YOUR GOAL. Reproduce the data below in full. Nothing should differ from the original.

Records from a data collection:
______
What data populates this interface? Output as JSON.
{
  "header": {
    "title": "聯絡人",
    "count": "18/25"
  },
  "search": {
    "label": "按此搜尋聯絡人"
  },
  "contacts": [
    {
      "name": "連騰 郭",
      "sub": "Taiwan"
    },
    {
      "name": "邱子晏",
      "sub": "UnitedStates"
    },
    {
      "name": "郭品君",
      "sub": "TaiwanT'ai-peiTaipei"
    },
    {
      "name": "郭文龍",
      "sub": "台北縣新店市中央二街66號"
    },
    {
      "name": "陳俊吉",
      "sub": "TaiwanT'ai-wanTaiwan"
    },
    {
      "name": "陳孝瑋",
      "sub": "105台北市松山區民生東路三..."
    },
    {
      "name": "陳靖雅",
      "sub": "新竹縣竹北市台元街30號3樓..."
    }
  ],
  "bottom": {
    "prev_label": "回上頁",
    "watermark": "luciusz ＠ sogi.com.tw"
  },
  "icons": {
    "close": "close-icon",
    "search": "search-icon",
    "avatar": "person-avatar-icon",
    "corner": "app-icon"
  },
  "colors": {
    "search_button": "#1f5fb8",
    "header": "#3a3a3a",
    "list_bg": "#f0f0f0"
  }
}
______
TASK SOLUTION.
What data populates this interface? Output as JSON.
{
  "header": {
    "title": "聯絡人",
    "count": "18/25"
  },
  "search": {
    "label": "按此搜尋聯絡人"
  },
  "contacts": [
    {
      "name": "連騰 郭",
      "sub": "Taiwan"
    },
    {
      "name": "邱子晏",
      "sub": "UnitedStates"
    },
    {
      "name": "郭品君",
      "sub": "TaiwanT'ai-peiTaipei"
    },
    {
      "name": "郭文龍",
      "sub": "台北縣新店市中央二街66號"
    },
    {
      "name": "陳俊吉",
      "sub": "TaiwanT'ai-wanTaiwan"
    },
    {
      "name": "陳孝瑋",
      "sub": "105台北市松山區民生東路三..."
    },
    {
      "name": "陳靖雅",
      "sub": "新竹縣竹北市台元街30號3樓..."
    }
  ],
  "bottom": {
    "prev_label": "回上頁",
    "watermark": "luciusz ＠ sogi.com.tw"
  },
  "icons": {
    "close": "close-icon",
    "search": "search-icon",
    "avatar": "person-avatar-icon",
    "corner": "app-icon"
  },
  "colors": {
    "search_button": "#1f5fb8",
    "header": "#3a3a3a",
    "list_bg": "#f0f0f0"
  }
}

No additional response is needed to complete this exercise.